Article

Jonas Westover

[Salvatore Phillip]

(b Detroit, MI, Feb 16, 1935; d South Lake Tahoe, CA, Jan 5, 1998). American singer, composer, producer, actor, and politician. Bono began his career as a composer; one of his first songs, “Things You Do To Me,” was recorded by Sam Cooke in 1957–8. He eventually made contact with Phil Spector, with whom he worked closely for several years. One of his first successes came in 1963, when his song “Needles and Pins” (co-written with Jack Nitzsche) was recorded by Jackie DeShannon and reached number one on the charts in Canada. The height of his musical career came in the 1960s and 1970s as part of the duo Sonny and Cher. He wrote, produced, and performed on many of their hits, including “I Got You Babe” and “The Beat Goes On.” Success with Cher, to whom he was married from 1964 to 1975, led to many appearances on television, including ...

Article

Roger Steffens

[Blackbeard]

(b St Peter, Barbados, 1953). English reggae guitarist, bandleader and producer. He grew up in London where in the early 1970s he co-founded Matumbi, one of the first reggae groups in Britain, and also ran the Jah Sufferer sound system. Although he recorded with such rock and punk bands as the Pop Group and the Slits, his true strength was dub music which he recorded under the name Blackbeard (Strictly Dub Wize, Tempus, 1978). Brain Damage (Fontana, 1981), released under his own name, provides an overview of Bovell's creative production, with its shrieks, deep echo effects and syncopated hi-hats. In 1979 Matumbi recorded Point of View which placed traditional reggae toasting in a big band setting.
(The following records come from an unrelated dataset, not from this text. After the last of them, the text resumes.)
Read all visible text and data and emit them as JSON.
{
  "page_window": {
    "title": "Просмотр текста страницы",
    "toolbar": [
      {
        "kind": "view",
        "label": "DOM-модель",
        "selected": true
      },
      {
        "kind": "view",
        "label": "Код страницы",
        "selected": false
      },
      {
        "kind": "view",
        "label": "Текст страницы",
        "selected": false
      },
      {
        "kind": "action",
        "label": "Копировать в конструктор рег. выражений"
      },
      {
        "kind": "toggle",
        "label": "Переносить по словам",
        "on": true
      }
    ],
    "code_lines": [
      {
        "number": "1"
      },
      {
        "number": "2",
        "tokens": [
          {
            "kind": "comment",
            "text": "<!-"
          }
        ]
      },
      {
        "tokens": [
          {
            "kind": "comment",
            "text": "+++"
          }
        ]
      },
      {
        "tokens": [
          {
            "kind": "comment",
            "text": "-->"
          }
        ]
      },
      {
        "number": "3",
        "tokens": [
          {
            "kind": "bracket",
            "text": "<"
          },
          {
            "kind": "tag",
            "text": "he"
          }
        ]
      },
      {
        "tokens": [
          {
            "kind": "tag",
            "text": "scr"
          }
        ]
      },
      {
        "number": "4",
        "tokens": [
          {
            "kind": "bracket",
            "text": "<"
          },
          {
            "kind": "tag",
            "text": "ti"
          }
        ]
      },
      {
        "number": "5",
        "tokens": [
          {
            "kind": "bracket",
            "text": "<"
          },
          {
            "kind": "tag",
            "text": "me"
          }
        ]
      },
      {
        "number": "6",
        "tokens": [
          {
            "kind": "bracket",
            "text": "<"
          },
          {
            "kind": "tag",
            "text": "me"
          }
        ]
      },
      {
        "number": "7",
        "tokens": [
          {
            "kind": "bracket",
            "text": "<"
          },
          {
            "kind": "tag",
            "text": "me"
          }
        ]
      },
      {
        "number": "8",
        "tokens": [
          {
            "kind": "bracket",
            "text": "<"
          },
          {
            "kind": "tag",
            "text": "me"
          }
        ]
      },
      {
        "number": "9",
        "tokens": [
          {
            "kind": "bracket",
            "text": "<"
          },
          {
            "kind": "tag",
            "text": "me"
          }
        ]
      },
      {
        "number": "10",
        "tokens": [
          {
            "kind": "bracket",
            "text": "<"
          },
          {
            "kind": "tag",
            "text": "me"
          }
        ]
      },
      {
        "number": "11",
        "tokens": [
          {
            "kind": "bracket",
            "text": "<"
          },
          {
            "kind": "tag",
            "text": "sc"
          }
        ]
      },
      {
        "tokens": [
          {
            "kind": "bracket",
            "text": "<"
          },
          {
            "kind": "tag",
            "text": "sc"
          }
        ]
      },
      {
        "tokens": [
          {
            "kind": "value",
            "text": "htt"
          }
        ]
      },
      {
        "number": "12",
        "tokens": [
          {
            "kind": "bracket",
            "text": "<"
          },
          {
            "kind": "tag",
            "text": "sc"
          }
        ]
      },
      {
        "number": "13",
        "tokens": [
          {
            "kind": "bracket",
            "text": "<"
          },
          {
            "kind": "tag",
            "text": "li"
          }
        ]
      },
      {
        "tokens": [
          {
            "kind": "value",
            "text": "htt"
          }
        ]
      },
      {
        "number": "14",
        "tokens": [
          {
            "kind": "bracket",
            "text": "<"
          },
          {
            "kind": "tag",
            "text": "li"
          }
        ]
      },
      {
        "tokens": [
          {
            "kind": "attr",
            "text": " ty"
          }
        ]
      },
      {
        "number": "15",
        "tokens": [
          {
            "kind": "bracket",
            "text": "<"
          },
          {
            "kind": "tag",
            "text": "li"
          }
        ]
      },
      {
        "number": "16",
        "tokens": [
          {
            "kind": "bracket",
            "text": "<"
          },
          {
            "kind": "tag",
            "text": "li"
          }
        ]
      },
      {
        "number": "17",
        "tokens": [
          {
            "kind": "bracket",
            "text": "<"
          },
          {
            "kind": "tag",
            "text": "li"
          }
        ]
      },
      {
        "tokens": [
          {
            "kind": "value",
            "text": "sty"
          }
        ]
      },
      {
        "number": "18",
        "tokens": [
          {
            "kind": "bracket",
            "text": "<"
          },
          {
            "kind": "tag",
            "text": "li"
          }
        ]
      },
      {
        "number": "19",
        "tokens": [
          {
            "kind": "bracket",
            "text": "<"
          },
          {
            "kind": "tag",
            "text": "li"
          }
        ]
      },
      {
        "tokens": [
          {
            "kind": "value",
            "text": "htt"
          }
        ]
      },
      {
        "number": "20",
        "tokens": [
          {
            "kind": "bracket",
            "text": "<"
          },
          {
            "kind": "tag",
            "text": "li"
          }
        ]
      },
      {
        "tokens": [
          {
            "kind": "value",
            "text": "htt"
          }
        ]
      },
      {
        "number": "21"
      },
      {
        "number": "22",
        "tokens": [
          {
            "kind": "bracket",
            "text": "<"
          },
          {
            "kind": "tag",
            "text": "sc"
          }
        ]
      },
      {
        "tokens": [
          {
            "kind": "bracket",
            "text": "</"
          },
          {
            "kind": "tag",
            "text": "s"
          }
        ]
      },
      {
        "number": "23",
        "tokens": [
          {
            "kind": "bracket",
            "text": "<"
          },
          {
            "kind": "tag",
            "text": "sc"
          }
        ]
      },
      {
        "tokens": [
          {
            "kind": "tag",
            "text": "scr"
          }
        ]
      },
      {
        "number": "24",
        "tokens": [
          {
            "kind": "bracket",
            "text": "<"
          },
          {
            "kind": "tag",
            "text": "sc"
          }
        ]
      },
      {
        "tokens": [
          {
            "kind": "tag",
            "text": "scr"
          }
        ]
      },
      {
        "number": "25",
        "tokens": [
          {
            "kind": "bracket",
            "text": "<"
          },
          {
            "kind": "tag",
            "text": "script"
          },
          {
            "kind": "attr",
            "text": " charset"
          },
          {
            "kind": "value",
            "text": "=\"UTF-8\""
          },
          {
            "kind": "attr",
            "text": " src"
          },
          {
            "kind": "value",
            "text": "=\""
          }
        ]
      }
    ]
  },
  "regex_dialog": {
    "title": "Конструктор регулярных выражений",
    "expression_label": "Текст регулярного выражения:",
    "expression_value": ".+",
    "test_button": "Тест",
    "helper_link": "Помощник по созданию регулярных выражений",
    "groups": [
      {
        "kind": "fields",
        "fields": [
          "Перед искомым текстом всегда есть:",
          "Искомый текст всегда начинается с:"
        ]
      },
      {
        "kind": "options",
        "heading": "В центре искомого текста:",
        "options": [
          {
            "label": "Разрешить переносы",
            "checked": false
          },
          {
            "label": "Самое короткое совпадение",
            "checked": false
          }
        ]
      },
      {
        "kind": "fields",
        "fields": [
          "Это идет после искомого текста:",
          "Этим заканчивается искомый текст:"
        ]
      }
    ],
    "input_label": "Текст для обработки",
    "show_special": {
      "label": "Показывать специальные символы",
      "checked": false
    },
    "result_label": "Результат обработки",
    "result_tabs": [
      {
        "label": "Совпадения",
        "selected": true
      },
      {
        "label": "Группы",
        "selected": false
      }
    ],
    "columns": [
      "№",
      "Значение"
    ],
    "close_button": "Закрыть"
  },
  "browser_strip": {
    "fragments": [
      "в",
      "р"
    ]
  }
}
Bovell is perhaps best known for his collaborations, in the studio and on tour, with the political dub poet Linton Kwesi Johnson. Among their best work is Dread Beat an' Blood...